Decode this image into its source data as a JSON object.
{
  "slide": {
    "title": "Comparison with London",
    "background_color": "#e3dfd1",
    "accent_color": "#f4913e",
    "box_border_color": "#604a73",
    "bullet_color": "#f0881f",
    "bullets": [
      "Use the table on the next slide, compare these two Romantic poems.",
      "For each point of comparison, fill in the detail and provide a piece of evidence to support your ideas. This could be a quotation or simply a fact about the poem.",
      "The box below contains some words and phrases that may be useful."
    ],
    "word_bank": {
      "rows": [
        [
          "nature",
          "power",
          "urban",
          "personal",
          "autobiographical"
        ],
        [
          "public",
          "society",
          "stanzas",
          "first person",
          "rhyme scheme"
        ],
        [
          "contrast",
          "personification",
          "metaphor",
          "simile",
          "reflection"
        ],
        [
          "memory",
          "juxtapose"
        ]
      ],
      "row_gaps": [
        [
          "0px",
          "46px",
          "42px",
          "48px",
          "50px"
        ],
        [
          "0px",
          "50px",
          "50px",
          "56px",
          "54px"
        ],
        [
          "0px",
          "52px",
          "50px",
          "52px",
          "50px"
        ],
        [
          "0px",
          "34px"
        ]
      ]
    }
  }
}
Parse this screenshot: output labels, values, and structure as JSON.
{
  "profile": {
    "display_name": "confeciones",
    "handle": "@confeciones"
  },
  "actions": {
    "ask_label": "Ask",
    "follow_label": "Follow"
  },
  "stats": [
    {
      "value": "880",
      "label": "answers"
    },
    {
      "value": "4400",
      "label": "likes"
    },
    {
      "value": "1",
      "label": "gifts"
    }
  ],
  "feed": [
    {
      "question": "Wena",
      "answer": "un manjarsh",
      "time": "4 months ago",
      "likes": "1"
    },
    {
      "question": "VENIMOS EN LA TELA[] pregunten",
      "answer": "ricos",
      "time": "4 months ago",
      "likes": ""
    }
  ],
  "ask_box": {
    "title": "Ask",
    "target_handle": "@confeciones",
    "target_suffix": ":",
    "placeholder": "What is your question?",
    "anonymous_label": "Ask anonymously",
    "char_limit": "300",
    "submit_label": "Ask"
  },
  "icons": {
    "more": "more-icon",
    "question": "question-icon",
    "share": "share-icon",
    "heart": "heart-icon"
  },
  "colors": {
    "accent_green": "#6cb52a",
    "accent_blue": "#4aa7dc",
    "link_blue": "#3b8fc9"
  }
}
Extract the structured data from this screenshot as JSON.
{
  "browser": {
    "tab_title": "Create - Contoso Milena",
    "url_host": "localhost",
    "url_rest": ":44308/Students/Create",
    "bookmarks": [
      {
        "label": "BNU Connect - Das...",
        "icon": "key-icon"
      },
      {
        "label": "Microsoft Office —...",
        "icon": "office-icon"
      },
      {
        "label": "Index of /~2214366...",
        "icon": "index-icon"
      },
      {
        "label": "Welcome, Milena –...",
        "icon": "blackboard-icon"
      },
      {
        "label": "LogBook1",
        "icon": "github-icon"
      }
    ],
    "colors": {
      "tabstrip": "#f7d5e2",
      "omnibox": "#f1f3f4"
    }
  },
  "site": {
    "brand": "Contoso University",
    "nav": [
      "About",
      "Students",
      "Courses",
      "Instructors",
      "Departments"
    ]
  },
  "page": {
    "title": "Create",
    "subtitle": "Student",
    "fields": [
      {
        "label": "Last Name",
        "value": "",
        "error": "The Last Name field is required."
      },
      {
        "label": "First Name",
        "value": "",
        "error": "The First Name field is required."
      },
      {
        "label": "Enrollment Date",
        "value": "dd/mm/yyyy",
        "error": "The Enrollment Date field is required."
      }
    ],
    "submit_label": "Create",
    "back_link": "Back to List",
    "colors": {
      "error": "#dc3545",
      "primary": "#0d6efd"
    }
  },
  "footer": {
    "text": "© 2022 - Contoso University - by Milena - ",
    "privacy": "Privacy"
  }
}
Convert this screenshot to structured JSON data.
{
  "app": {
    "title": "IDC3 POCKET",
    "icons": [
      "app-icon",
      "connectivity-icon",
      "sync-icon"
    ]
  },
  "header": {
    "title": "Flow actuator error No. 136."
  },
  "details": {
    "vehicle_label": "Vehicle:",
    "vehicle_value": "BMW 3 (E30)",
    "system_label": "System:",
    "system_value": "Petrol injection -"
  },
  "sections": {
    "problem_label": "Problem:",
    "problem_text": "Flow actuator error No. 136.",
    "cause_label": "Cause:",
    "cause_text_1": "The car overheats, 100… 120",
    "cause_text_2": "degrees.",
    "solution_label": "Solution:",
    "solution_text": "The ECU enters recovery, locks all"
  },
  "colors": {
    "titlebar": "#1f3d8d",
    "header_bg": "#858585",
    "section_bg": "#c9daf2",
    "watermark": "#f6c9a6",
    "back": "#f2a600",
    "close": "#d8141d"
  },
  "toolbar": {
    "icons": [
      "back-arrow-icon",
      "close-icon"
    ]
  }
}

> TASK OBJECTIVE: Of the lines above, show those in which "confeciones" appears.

> ANSWER SECTION:
    "display_name": "confeciones",
    "handle": "@confeciones"
    "target_handle": "@confeciones",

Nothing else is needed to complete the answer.